Of American-English origin, the informal phrase don’t hold your breath means don’t wait in anxious anticipation.
The image is of somebody holding their breath when anxious or excited about something—this is the image “it might hurt you” jocularly alludes to in the text containing the second-earliest occurrence of the phrase that I have found, from The Fort Scott Democrat (Fort Scott, Kansas) of Saturday 8th June 1861:
Readers of the Democrat haven’t we presented you with a good number of this paper. We pause for a reply—but don’t hold your breath till you hear from us again; it might hurt you.
G. A. Reynolds.
The earliest occurrence of the phrase that I have found is from the beginning of Man Over the Falls, about a man whose idée fixe was to plunge over a waterfall, published in The American Citizen (Jackson, Michigan) of Wednesday 15th November 1854:

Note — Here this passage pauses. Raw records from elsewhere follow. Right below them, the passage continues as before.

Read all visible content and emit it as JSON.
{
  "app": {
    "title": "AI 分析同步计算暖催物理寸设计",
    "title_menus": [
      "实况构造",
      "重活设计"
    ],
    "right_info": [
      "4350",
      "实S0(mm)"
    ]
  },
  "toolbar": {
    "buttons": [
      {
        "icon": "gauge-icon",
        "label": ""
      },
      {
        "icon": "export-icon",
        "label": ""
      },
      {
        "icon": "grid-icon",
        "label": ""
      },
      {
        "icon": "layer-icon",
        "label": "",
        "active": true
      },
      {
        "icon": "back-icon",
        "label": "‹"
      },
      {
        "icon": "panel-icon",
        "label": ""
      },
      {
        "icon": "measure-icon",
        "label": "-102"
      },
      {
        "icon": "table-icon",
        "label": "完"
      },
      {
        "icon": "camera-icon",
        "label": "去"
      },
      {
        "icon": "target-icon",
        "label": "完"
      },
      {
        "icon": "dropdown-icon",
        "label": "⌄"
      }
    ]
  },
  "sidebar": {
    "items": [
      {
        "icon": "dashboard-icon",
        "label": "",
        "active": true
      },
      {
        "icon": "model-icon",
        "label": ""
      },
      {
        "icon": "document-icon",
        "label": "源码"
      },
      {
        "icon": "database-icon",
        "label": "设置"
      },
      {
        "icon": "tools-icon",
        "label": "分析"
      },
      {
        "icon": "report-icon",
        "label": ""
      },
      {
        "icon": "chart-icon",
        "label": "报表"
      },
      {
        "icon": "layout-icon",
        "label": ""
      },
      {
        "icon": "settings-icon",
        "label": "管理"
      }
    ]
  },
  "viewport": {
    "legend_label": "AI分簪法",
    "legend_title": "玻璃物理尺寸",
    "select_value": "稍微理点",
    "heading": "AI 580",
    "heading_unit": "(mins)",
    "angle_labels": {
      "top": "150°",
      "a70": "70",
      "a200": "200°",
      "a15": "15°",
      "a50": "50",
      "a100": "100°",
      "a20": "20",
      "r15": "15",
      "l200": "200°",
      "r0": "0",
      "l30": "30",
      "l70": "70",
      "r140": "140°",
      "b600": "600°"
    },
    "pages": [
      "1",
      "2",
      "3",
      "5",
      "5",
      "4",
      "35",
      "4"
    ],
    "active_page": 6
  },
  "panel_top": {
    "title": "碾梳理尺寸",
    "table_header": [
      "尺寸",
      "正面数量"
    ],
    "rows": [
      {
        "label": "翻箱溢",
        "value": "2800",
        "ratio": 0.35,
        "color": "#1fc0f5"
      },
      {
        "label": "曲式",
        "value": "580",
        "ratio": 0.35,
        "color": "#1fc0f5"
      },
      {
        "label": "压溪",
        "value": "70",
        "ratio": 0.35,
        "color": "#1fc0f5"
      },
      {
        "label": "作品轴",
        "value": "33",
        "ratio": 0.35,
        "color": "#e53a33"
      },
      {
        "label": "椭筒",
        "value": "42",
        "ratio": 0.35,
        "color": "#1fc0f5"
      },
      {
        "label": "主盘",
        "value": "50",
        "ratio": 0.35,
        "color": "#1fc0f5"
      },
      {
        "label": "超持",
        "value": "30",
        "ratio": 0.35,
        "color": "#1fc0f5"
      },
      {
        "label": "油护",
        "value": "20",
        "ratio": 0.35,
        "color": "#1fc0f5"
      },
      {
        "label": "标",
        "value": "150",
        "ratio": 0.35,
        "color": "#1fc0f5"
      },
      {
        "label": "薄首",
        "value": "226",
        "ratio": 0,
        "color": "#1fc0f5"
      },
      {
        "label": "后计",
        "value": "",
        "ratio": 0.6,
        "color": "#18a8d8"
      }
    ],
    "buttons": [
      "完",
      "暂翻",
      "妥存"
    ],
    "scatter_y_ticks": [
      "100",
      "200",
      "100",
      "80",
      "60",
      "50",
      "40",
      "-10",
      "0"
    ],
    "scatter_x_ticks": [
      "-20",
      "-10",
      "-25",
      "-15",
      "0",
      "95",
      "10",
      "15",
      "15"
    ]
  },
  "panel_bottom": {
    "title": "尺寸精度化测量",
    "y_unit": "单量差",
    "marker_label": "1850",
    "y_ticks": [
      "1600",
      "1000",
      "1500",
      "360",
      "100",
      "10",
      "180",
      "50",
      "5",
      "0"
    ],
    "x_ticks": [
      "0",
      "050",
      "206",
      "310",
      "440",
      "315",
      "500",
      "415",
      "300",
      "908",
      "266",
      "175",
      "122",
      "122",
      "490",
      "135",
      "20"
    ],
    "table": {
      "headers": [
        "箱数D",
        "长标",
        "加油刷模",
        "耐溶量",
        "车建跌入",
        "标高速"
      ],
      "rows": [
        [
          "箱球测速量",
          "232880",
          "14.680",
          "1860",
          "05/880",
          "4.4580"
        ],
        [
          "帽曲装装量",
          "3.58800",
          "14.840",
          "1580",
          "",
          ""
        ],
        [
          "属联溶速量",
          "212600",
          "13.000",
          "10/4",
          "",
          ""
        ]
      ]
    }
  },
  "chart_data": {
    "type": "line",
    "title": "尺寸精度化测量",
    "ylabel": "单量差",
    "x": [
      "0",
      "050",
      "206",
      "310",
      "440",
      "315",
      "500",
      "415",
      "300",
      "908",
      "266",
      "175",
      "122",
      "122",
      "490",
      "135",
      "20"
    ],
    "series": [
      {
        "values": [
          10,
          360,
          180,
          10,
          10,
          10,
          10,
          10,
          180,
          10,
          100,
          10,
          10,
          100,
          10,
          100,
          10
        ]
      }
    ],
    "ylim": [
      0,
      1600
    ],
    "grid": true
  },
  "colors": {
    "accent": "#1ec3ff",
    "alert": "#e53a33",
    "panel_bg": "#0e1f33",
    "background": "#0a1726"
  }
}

Don’t hold your breath, dear reader, for he is entirely safe now, and survives to tell his own story—“But how did it happen?”—That is just the point where truth is stranger than fiction—for this event occurred not by any sudden accident, but of his own will, and that too notwithstanding the fact, that he had once previously taken the plunge over this awful cataract, and five or six years after had been drawn out the foaming waters far below, senseless, bruised, and bleeding.
The phrase then occurs in the following from The Appleton Post (Appleton, Wisconsin) of Thursday 13th January 1870:
Don’t hold your breath waiting for Minnie Warren * to die, out there in California. The story of her expected demise arose from some joker’s assertion that she couldn’t live long.
* This probably refers to Minnie Warren (died 1878), an entertainer, affected by dwarfism, associated with the U.S. showman Phineas Taylor Barnum (1810-1891).
The phrase has often been used punningly—as in the following from the column Today in Queen’s Park, by Don O’Hearn, published in The Windsor Star (Windsor, Ontario, Canada) of Saturday 29th October 1966:
Toronto — […] Improvement in air pollution control in this area is expected within three years. But don’t hold your breath meanwhile.
The phrase is also used punningly in this advertisement for the indoor air quality solutions provided by Munn’s, published in The Lake Sentinel (Orlando, Florida) of Thursday 9th October 1997:
HOLD THAT BREATH
Our Healthy Indoor Living experts are specially trained to find a problem at its source and correct it. If your duct system isn’t contaminated, we’ll be the first to tell you. And wouldn’t you breathe a little easier just knowing? Give Munn’s a call today at 787-7741.
Don’t hold your breath any longer, just give us a call while you’re thinking about it at 787-7741. Thank you.